→ Input data:

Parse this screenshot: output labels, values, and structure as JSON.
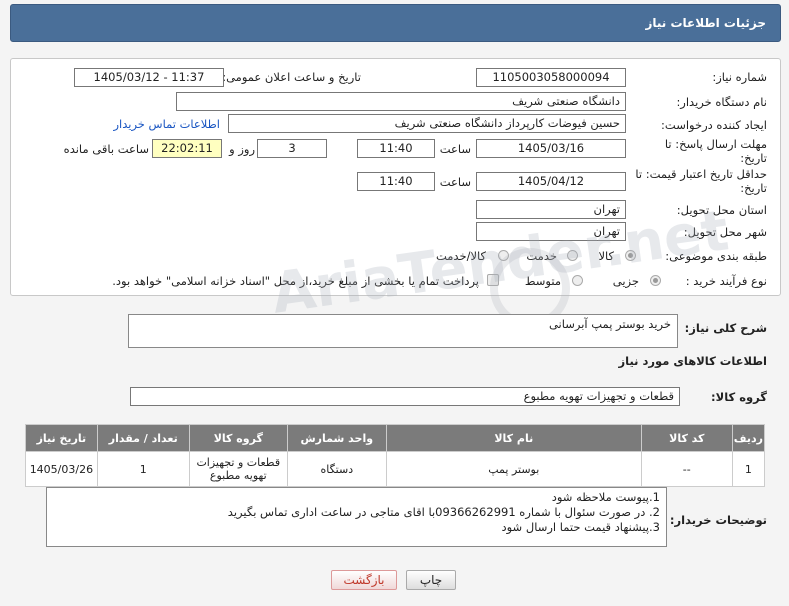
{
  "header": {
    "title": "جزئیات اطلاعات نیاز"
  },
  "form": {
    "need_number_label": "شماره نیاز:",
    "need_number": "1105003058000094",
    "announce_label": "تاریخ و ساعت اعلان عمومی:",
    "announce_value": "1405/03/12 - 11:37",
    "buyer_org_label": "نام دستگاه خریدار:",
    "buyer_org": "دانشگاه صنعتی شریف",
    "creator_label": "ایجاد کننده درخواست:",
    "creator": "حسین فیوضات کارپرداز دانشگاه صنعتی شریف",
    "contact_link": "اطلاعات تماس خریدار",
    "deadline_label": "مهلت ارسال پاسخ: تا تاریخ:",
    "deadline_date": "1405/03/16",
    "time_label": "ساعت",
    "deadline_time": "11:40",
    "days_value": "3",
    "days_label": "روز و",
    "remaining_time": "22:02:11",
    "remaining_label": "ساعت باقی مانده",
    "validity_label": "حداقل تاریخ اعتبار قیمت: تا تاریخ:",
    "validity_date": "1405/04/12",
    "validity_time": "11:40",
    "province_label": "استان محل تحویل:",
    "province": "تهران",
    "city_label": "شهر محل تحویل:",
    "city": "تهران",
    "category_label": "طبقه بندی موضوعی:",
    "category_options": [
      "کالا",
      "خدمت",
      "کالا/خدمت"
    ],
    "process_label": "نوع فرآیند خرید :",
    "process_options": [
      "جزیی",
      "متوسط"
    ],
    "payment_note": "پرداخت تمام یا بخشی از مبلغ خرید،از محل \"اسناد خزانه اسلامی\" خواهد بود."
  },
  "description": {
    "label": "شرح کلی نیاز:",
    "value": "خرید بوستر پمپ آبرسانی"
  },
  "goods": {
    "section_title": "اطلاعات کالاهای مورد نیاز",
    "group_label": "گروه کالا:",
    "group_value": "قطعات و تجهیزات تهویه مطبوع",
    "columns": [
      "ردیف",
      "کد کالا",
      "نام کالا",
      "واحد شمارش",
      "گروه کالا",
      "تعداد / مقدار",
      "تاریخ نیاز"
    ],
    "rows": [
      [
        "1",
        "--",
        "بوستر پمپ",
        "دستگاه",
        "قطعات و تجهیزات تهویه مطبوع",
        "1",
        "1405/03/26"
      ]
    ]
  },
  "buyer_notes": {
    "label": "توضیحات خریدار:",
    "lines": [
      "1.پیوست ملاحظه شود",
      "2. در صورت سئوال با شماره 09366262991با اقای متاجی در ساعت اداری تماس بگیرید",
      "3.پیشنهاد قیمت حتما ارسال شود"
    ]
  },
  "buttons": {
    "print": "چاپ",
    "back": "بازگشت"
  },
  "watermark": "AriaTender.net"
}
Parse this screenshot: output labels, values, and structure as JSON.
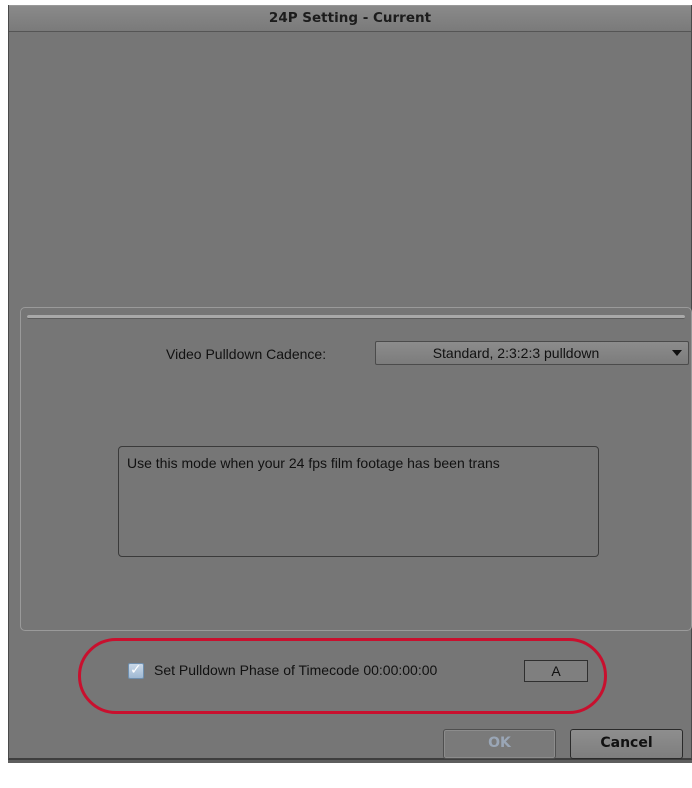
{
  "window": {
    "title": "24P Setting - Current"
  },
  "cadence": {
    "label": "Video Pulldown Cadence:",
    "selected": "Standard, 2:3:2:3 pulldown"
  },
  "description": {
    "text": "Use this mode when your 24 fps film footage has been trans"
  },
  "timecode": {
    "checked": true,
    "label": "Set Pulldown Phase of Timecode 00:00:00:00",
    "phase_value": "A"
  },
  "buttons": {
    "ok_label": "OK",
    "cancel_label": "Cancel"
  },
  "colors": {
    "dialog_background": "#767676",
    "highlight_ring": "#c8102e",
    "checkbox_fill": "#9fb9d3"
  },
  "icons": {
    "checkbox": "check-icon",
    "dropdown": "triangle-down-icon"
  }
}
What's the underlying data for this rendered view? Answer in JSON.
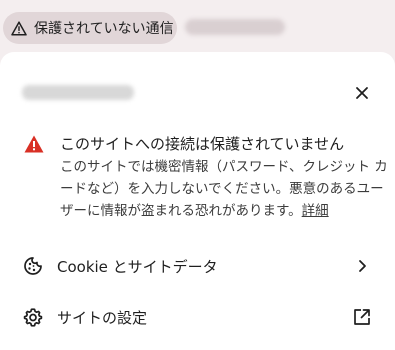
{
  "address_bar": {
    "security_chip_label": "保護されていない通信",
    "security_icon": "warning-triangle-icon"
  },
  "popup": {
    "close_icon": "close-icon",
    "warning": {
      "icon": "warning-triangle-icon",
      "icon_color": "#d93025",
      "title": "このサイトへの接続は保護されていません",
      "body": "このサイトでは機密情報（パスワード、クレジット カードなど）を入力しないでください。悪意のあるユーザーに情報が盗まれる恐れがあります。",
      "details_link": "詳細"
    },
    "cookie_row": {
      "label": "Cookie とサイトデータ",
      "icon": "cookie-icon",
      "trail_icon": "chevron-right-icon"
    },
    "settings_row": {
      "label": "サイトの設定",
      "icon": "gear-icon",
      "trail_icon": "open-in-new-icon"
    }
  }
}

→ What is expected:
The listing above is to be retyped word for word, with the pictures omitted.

→ Answer to this task:
Parse this screenshot: output labels, values, and structure as JSON.
{
  "header": {
    "title": "جزئیات اطلاعات نیاز"
  },
  "form": {
    "need_number_label": "شماره نیاز:",
    "need_number": "1105003058000094",
    "announce_label": "تاریخ و ساعت اعلان عمومی:",
    "announce_value": "1405/03/12 - 11:37",
    "buyer_org_label": "نام دستگاه خریدار:",
    "buyer_org": "دانشگاه صنعتی شریف",
    "creator_label": "ایجاد کننده درخواست:",
    "creator": "حسین فیوضات کارپرداز دانشگاه صنعتی شریف",
    "contact_link": "اطلاعات تماس خریدار",
    "deadline_label": "مهلت ارسال پاسخ: تا تاریخ:",
    "deadline_date": "1405/03/16",
    "time_label": "ساعت",
    "deadline_time": "11:40",
    "days_value": "3",
    "days_label": "روز و",
    "remaining_time": "22:02:11",
    "remaining_label": "ساعت باقی مانده",
    "validity_label": "حداقل تاریخ اعتبار قیمت: تا تاریخ:",
    "validity_date": "1405/04/12",
    "validity_time": "11:40",
    "province_label": "استان محل تحویل:",
    "province": "تهران",
    "city_label": "شهر محل تحویل:",
    "city": "تهران",
    "category_label": "طبقه بندی موضوعی:",
    "category_options": [
      "کالا",
      "خدمت",
      "کالا/خدمت"
    ],
    "process_label": "نوع فرآیند خرید :",
    "process_options": [
      "جزیی",
      "متوسط"
    ],
    "payment_note": "پرداخت تمام یا بخشی از مبلغ خرید،از محل \"اسناد خزانه اسلامی\" خواهد بود."
  },
  "description": {
    "label": "شرح کلی نیاز:",
    "value": "خرید بوستر پمپ آبرسانی"
  },
  "goods": {
    "section_title": "اطلاعات کالاهای مورد نیاز",
    "group_label": "گروه کالا:",
    "group_value": "قطعات و تجهیزات تهویه مطبوع",
    "columns": [
      "ردیف",
      "کد کالا",
      "نام کالا",
      "واحد شمارش",
      "گروه کالا",
      "تعداد / مقدار",
      "تاریخ نیاز"
    ],
    "rows": [
      [
        "1",
        "--",
        "بوستر پمپ",
        "دستگاه",
        "قطعات و تجهیزات تهویه مطبوع",
        "1",
        "1405/03/26"
      ]
    ]
  },
  "buyer_notes": {
    "label": "توضیحات خریدار:",
    "lines": [
      "1.پیوست ملاحظه شود",
      "2. در صورت سئوال با شماره 09366262991با اقای متاجی در ساعت اداری تماس بگیرید",
      "3.پیشنهاد قیمت حتما ارسال شود"
    ]
  },
  "buttons": {
    "print": "چاپ",
    "back": "بازگشت"
  },
  "watermark": "AriaTender.net"
}
Parse this screenshot: output labels, values, and structure as JSON.
{
  "window": {
    "title": "24P Setting - Current"
  },
  "cadence": {
    "label": "Video Pulldown Cadence:",
    "selected": "Standard, 2:3:2:3 pulldown"
  },
  "description": {
    "text": "Use this mode when your 24 fps film footage has been trans"
  },
  "timecode": {
    "checked": true,
    "label": "Set Pulldown Phase of Timecode 00:00:00:00",
    "phase_value": "A"
  },
  "buttons": {
    "ok_label": "OK",
    "cancel_label": "Cancel"
  },
  "colors": {
    "dialog_background": "#767676",
    "highlight_ring": "#c8102e",
    "checkbox_fill": "#9fb9d3"
  },
  "icons": {
    "checkbox": "check-icon",
    "dropdown": "triangle-down-icon"
  }
}
What's the underlying data for this rendered view? Answer in JSON.
{
  "address_bar": {
    "security_chip_label": "保護されていない通信",
    "security_icon": "warning-triangle-icon"
  },
  "popup": {
    "close_icon": "close-icon",
    "warning": {
      "icon": "warning-triangle-icon",
      "icon_color": "#d93025",
      "title": "このサイトへの接続は保護されていません",
      "body": "このサイトでは機密情報（パスワード、クレジット カードなど）を入力しないでください。悪意のあるユーザーに情報が盗まれる恐れがあります。",
      "details_link": "詳細"
    },
    "cookie_row": {
      "label": "Cookie とサイトデータ",
      "icon": "cookie-icon",
      "trail_icon": "chevron-right-icon"
    },
    "settings_row": {
      "label": "サイトの設定",
      "icon": "gear-icon",
      "trail_icon": "open-in-new-icon"
    }
  }
}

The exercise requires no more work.